==== Material provided ====
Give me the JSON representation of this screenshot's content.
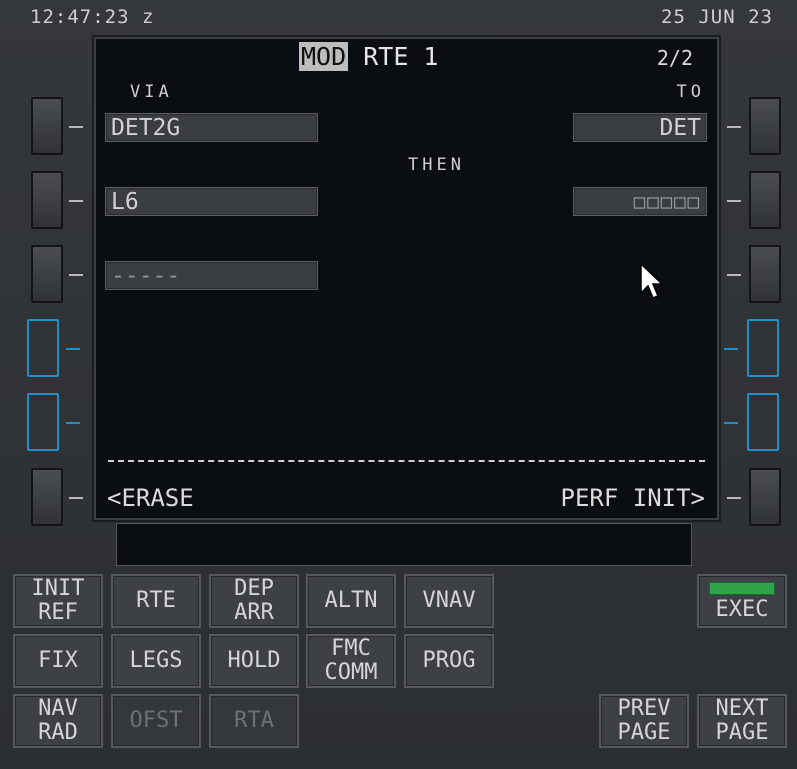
{
  "header": {
    "clock": "12:47:23 z",
    "date": "25 JUN 23"
  },
  "screen": {
    "title_flag": "MOD",
    "title": "RTE 1",
    "page": "2/2",
    "via_label": "VIA",
    "to_label": "TO",
    "then_label": "THEN",
    "rows": [
      {
        "via": "DET2G",
        "to": "DET"
      },
      {
        "via": "L6",
        "to": "□□□□□"
      },
      {
        "via": "-----"
      }
    ],
    "left_bottom": "<ERASE",
    "right_bottom": "PERF INIT>"
  },
  "scratchpad": "",
  "keys": {
    "init_ref": "INIT\nREF",
    "rte": "RTE",
    "dep_arr": "DEP\nARR",
    "altn": "ALTN",
    "vnav": "VNAV",
    "fix": "FIX",
    "legs": "LEGS",
    "hold": "HOLD",
    "fmc_comm": "FMC\nCOMM",
    "prog": "PROG",
    "nav_rad": "NAV\nRAD",
    "ofst": "OFST",
    "rta": "RTA",
    "exec": "EXEC",
    "prev_page": "PREV\nPAGE",
    "next_page": "NEXT\nPAGE"
  },
  "colors": {
    "active_lsk": "#1f8fc8",
    "exec_light": "#2fa44a"
  }
}
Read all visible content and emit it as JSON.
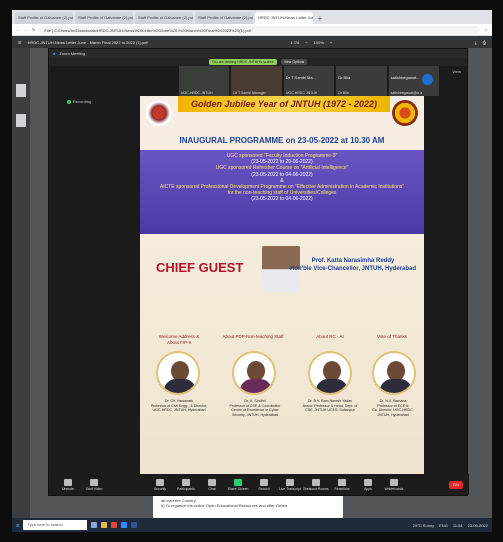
{
  "browser": {
    "tabs": [
      "Staff Profile of Galvanee (2).pdf",
      "Staff Profile of Galvanee (2).pdf",
      "Staff Profile of Galvanee (2).pdf",
      "Staff Profile of Galvanee (2).pdf",
      "HRDC JNTUH-News Letter Jun"
    ],
    "url": "File | C:/Users/hc/Downloads/HRDC-JNTUH-News%20Letter%20June%20-%20March%20Final%202022%20(1).pdf",
    "pdf_title": "HRDC-JNTUH-News Letter June - March Final 2022 to 2022 (1).pdf",
    "page_indicator": "1 /78",
    "zoom": "100%"
  },
  "zoom_window": {
    "title": "Zoom Meeting",
    "viewing_pill": "You are viewing HRDC JNTUH's screen",
    "view_options": "View Options",
    "view_label": "View",
    "recording": "Recording",
    "participants": [
      {
        "name": "UGC-HRDC JNTUH",
        "label": "UGC-HRDC JNTUH"
      },
      {
        "name": "Dr T Sambi Ma...",
        "label": "Dr T Sambi Manager"
      },
      {
        "name": "UGC-HRDC JNTUH",
        "label": "UGC-HRDC JNTUH"
      },
      {
        "name": "Dr Bila",
        "label": "Dr Bila"
      },
      {
        "name": "satishbegawat...",
        "label": "satishbegawat@cr.a"
      }
    ]
  },
  "poster": {
    "banner": "Golden Jubilee Year of JNTUH (1972 - 2022)",
    "inaugural": "INAUGURAL PROGRAMME on 23-05-2022 at 10.30 AM",
    "prog_lines": [
      {
        "t": "UGC sponsored \"Faculty Induction Programme-9\"",
        "y": true
      },
      {
        "t": "(23-05-2022 to 20-06-2022)",
        "y": false
      },
      {
        "t": "UGC sponsored Refresher Course on \"Artificial Intelligence\"",
        "y": true
      },
      {
        "t": "(23-05-2022 to 04-06-2022)",
        "y": false
      },
      {
        "t": "&",
        "y": false
      },
      {
        "t": "AICTE sponsored Professional Development Programme on \"Effective Administration in Academic Institutions\"",
        "y": true
      },
      {
        "t": "for the non-teaching staff of Universities/Colleges",
        "y": true
      },
      {
        "t": "(23-05-2022 to 04-06-2022)",
        "y": false
      }
    ],
    "chief_guest": "CHIEF GUEST",
    "guest_name": "Prof. Katta Narasimha Reddy",
    "guest_role": "Hon'ble Vice-Chancellor, JNTUH, Hyderabad",
    "roles": [
      {
        "lbl": "Welcome Address & About FIP-9",
        "name": "Dr. GK Viswanath\nProfessor of Civil Engg., & Director,\nUGC-HRDC, JNTUH, Hyderabad"
      },
      {
        "lbl": "About PDP-Non-teaching Staff",
        "name": "Dr. K. Sindhri\nProfessor of CSE & Coordinator\nCentre of Excellence in Cyber\nSecurity, JNTUH, Hyderabad"
      },
      {
        "lbl": "About RC - AI",
        "name": "Dr. B.V. Ram Naresh Yadav\nAssoc. Professor & Head, Dept. of\nCSE, JNTUH UCES, Sultanpur"
      },
      {
        "lbl": "Vote of Thanks",
        "name": "Dr. N.V. Ramana\nProfessor of ECE &\nCo. Director, UGC-HRDC,\nJNTUH, Hyderabad"
      }
    ]
  },
  "controls": [
    "Unmute",
    "Start Video",
    "Security",
    "Participants",
    "Chat",
    "Share Screen",
    "Record",
    "Live Transcript",
    "Breakout Rooms",
    "Reactions",
    "Apps",
    "Whiteboards"
  ],
  "end_label": "End",
  "pdf_text": [
    "all over the Country.",
    "b) To organize the online Open Educational Resources and offer Online"
  ],
  "taskbar": {
    "search": "Type here to search",
    "weather": "29°C Sunny",
    "lang": "ENG",
    "time": "11:54",
    "date": "23-05-2022"
  }
}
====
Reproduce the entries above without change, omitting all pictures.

- **Solved exercise**
Give me the JSON representation of this screenshot's content.
{
  "header": {
    "clock": "12:47:23 z",
    "date": "25 JUN 23"
  },
  "screen": {
    "title_flag": "MOD",
    "title": "RTE 1",
    "page": "2/2",
    "via_label": "VIA",
    "to_label": "TO",
    "then_label": "THEN",
    "rows": [
      {
        "via": "DET2G",
        "to": "DET"
      },
      {
        "via": "L6",
        "to": "□□□□□"
      },
      {
        "via": "-----"
      }
    ],
    "left_bottom": "<ERASE",
    "right_bottom": "PERF INIT>"
  },
  "scratchpad": "",
  "keys": {
    "init_ref": "INIT\nREF",
    "rte": "RTE",
    "dep_arr": "DEP\nARR",
    "altn": "ALTN",
    "vnav": "VNAV",
    "fix": "FIX",
    "legs": "LEGS",
    "hold": "HOLD",
    "fmc_comm": "FMC\nCOMM",
    "prog": "PROG",
    "nav_rad": "NAV\nRAD",
    "ofst": "OFST",
    "rta": "RTA",
    "exec": "EXEC",
    "prev_page": "PREV\nPAGE",
    "next_page": "NEXT\nPAGE"
  },
  "colors": {
    "active_lsk": "#1f8fc8",
    "exec_light": "#2fa44a"
  }
}
Read all visible content and emit it as JSON.
{
  "browser": {
    "tabs": [
      "Staff Profile of Galvanee (2).pdf",
      "Staff Profile of Galvanee (2).pdf",
      "Staff Profile of Galvanee (2).pdf",
      "Staff Profile of Galvanee (2).pdf",
      "HRDC JNTUH-News Letter Jun"
    ],
    "url": "File | C:/Users/hc/Downloads/HRDC-JNTUH-News%20Letter%20June%20-%20March%20Final%202022%20(1).pdf",
    "pdf_title": "HRDC-JNTUH-News Letter June - March Final 2022 to 2022 (1).pdf",
    "page_indicator": "1 /78",
    "zoom": "100%"
  },
  "zoom_window": {
    "title": "Zoom Meeting",
    "viewing_pill": "You are viewing HRDC JNTUH's screen",
    "view_options": "View Options",
    "view_label": "View",
    "recording": "Recording",
    "participants": [
      {
        "name": "UGC-HRDC JNTUH",
        "label": "UGC-HRDC JNTUH"
      },
      {
        "name": "Dr T Sambi Ma...",
        "label": "Dr T Sambi Manager"
      },
      {
        "name": "UGC-HRDC JNTUH",
        "label": "UGC-HRDC JNTUH"
      },
      {
        "name": "Dr Bila",
        "label": "Dr Bila"
      },
      {
        "name": "satishbegawat...",
        "label": "satishbegawat@cr.a"
      }
    ]
  },
  "poster": {
    "banner": "Golden Jubilee Year of JNTUH (1972 - 2022)",
    "inaugural": "INAUGURAL PROGRAMME on 23-05-2022 at 10.30 AM",
    "prog_lines": [
      {
        "t": "UGC sponsored \"Faculty Induction Programme-9\"",
        "y": true
      },
      {
        "t": "(23-05-2022 to 20-06-2022)",
        "y": false
      },
      {
        "t": "UGC sponsored Refresher Course on \"Artificial Intelligence\"",
        "y": true
      },
      {
        "t": "(23-05-2022 to 04-06-2022)",
        "y": false
      },
      {
        "t": "&",
        "y": false
      },
      {
        "t": "AICTE sponsored Professional Development Programme on \"Effective Administration in Academic Institutions\"",
        "y": true
      },
      {
        "t": "for the non-teaching staff of Universities/Colleges",
        "y": true
      },
      {
        "t": "(23-05-2022 to 04-06-2022)",
        "y": false
      }
    ],
    "chief_guest": "CHIEF GUEST",
    "guest_name": "Prof. Katta Narasimha Reddy",
    "guest_role": "Hon'ble Vice-Chancellor, JNTUH, Hyderabad",
    "roles": [
      {
        "lbl": "Welcome Address & About FIP-9",
        "name": "Dr. GK Viswanath\nProfessor of Civil Engg., & Director,\nUGC-HRDC, JNTUH, Hyderabad"
      },
      {
        "lbl": "About PDP-Non-teaching Staff",
        "name": "Dr. K. Sindhri\nProfessor of CSE & Coordinator\nCentre of Excellence in Cyber\nSecurity, JNTUH, Hyderabad"
      },
      {
        "lbl": "About RC - AI",
        "name": "Dr. B.V. Ram Naresh Yadav\nAssoc. Professor & Head, Dept. of\nCSE, JNTUH UCES, Sultanpur"
      },
      {
        "lbl": "Vote of Thanks",
        "name": "Dr. N.V. Ramana\nProfessor of ECE &\nCo. Director, UGC-HRDC,\nJNTUH, Hyderabad"
      }
    ]
  },
  "controls": [
    "Unmute",
    "Start Video",
    "Security",
    "Participants",
    "Chat",
    "Share Screen",
    "Record",
    "Live Transcript",
    "Breakout Rooms",
    "Reactions",
    "Apps",
    "Whiteboards"
  ],
  "end_label": "End",
  "pdf_text": [
    "all over the Country.",
    "b) To organize the online Open Educational Resources and offer Online"
  ],
  "taskbar": {
    "search": "Type here to search",
    "weather": "29°C Sunny",
    "lang": "ENG",
    "time": "11:54",
    "date": "23-05-2022"
  }
}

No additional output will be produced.